New politics of China-Latin America co-operation must address environmental problems
Economic and political interaction between China and Latin America will be a defining force of this decade and, arguably, this century, a trend that was acknowledged in the closer co-operation announced at the recent China-CELAC Forum in Beijing.
At the meeting, which was attended by several Latin American leaders, Chinese President Xi Jinping pledged to pump US$250 billion worth of investment into the region over the next 10 years, and agreed to co-operate more closely on major areas including energy, trade and the economy.
Common ground between China and Latin America is imperative because the countries need to deliver innovative solutions on development for an expanding population that has higher expectations.

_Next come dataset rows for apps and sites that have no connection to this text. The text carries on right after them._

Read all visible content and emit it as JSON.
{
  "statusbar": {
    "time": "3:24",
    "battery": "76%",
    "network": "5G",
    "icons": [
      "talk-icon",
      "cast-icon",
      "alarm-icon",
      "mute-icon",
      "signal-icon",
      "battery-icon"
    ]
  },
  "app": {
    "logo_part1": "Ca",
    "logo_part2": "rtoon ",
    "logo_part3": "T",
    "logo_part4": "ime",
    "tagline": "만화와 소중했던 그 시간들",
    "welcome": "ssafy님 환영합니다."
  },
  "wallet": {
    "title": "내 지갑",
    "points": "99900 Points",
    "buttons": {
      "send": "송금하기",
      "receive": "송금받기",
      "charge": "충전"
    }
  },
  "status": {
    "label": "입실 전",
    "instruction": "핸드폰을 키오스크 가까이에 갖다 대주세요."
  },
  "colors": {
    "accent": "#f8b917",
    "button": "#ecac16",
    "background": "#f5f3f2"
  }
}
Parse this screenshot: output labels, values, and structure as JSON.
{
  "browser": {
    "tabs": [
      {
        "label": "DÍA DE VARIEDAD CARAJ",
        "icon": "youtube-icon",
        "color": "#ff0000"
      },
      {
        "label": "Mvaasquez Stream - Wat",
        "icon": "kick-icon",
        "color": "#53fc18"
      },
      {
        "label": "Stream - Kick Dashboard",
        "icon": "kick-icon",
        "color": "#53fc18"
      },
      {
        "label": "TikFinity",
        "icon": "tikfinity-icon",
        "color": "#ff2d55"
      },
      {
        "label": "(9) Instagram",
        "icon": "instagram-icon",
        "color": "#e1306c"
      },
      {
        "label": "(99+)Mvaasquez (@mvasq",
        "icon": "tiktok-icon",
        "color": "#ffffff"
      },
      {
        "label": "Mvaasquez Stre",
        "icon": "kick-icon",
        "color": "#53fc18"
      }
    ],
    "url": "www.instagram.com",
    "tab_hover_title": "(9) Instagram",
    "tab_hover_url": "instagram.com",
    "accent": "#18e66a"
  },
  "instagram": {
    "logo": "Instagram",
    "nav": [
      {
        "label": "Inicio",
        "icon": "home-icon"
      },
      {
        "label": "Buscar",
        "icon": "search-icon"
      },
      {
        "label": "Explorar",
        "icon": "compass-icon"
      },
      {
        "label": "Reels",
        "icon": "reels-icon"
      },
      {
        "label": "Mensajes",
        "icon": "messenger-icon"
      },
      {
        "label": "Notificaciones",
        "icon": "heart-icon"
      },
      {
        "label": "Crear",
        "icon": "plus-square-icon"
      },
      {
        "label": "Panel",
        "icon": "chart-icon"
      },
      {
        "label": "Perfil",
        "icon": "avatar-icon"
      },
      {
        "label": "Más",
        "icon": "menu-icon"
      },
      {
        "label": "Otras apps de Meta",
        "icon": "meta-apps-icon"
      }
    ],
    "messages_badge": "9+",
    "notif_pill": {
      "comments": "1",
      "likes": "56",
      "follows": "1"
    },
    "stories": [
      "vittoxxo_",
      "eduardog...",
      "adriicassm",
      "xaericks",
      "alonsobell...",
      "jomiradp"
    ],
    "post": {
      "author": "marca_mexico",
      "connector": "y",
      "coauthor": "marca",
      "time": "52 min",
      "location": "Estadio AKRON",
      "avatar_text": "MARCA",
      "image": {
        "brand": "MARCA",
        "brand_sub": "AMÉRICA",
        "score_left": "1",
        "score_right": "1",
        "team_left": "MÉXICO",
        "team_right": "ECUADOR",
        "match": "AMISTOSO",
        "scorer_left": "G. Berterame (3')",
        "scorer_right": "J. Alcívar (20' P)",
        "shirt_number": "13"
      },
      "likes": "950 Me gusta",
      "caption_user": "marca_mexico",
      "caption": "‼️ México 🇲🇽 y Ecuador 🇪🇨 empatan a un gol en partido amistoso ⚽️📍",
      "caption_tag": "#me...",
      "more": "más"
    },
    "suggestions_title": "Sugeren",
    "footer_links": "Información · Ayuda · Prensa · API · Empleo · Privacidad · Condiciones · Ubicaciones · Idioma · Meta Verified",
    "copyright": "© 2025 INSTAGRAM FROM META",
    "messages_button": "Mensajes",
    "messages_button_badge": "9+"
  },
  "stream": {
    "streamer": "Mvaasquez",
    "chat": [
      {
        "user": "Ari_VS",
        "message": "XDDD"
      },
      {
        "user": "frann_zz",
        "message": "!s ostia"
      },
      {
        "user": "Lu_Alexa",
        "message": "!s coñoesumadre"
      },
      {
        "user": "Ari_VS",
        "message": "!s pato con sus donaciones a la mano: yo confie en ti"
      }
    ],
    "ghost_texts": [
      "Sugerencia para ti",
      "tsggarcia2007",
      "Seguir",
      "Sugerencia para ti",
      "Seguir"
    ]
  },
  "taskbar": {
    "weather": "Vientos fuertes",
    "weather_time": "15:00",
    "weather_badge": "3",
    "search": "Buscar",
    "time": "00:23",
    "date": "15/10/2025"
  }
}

Whether they are in Tianjin or Lima, citizens increasingly share similar aspirations: to live in a city whose water or air quality will not kill them prematurely.
By getting urbanisation wrong in both Latin America and China, governments will experience increasingly angry outbursts from citizens if problems like pollution, traffic jams and water scarcity worsen.
But, if new and sustainable development emerges from this new avenue of cooperation, then the scale of the impact would be unprecedented and life-changing for hundreds of millions of citizens.
The narrative of closer ties is no doubt appealing to many. Yet the reality on the ground calls for prudence. The specific projects that the China-CELAC will foster could determine whether Chinese and Latin American citizens benefit from better development and higher standards of living. Or not.
Initial announcements at the forum weren’t immediately encouraging, and neglected some of the most urgent development issues in the region.
As the world’s second largest economy strives to overtake the US, China is resource-hungry. Already billions of dollars from China are pouring into Latin America in exchange for Venezuelan oil, Argentinean and Brazilian soybeans and Peruvian and Chilean copper. China has become the region’s second largest trading partner and the third largest source of investment.
But Latin America is not growing as fast as a few years ago, increasing the importance of pledges on foreign investment and aims to raise the volume of trade between the partnership to US$500 billion.
So this increasingly intense attention from China must be met with clarity of purpose.
Energy, transport and water
Three main areas, low carbon energy, sustainable transport and urban development, and water conservation, should be integrated explicitly.
Clean energy has a big potential across Latin America, the region is considered “one of the great frontiers for clean energy investment.” From 2006 to 2013, Latin America attracted a cumulative US$132 billion (US$93.4 billion of which went to build new projects).
China will account for almost 40% of the global expansion of renewable energy capacity deployment. Between 2003 and 2011 China’s renewable electricity generation increased almost 12%, while the global trend was just up 5%. The China-CELAC Forum needs to accelerate the pace of this energy transition – and not be a barrier. It would be a mistake to anchor this platform on polluting fossil fuels.
However, the China-CELAC energy and technology forums, announced by Ecuador’s leader Rafael Correa could deliver some announcements on low carbon energy in September.
China will add an estimated 350 million residents to its cities over the next 20 years. The Government already faces a public outcry because of air pollution, which is translating into environmental protests (They have grown an average of 29% every year and number rose by 120% from 2010 to 2011). Latin America also facing major challenges more of its populations move to cities. The Forum could provide a collaborative platform around long-term urban planning and low-carbon cities and clean transportation. Another question is whether China’s plans to develop rail networks, such as the intercontinental railway connecting Peru and Brazil will be part of the Forum. Co-opting it into the China-CELAC framework might make sense.
As China tries to solve its chronic water crises, and Latin America grapples with worsening water shortages, the China-CELAC Forum could insert conservation of this most essential of resources, and speed up solutions to a problem that will affect governments, people and businesses alike. It could also raise awareness of the links between water, food and energy.
Seizing the opportunity
Latin America is more democratic and urban than ever. This decade the region must build on hard-won gains– an expanded middle class, less extreme poverty and political stability – in order to deliver prosperity to a great majority of Latin Americans.
Today the region must make critical choices that tackle some fundamental problems. Take urbanisation. Latin America has the world’s highest percentage of people living in cities, 80%, and today our cities are unfit for purpose. Latin American countries need to reach new domestic consensus over private and public investments in infrastructure: What kinds of energy will power homes, buildings and factories? How should cities expand and existing urban areas revamped? How to use our natural resources over time?
Governments and the private sector (exporters, importers, tourism) must resist the “anything goes” logic that often comes when decisions only consider short-term outcomes. Each country must define internally the long-term strategies for energy, transport infrastructure, and cities best achieve domestic objectives. The point is this: China knows what it wants from Latin America – resources, influence, allies – but does the region know what it wants from China?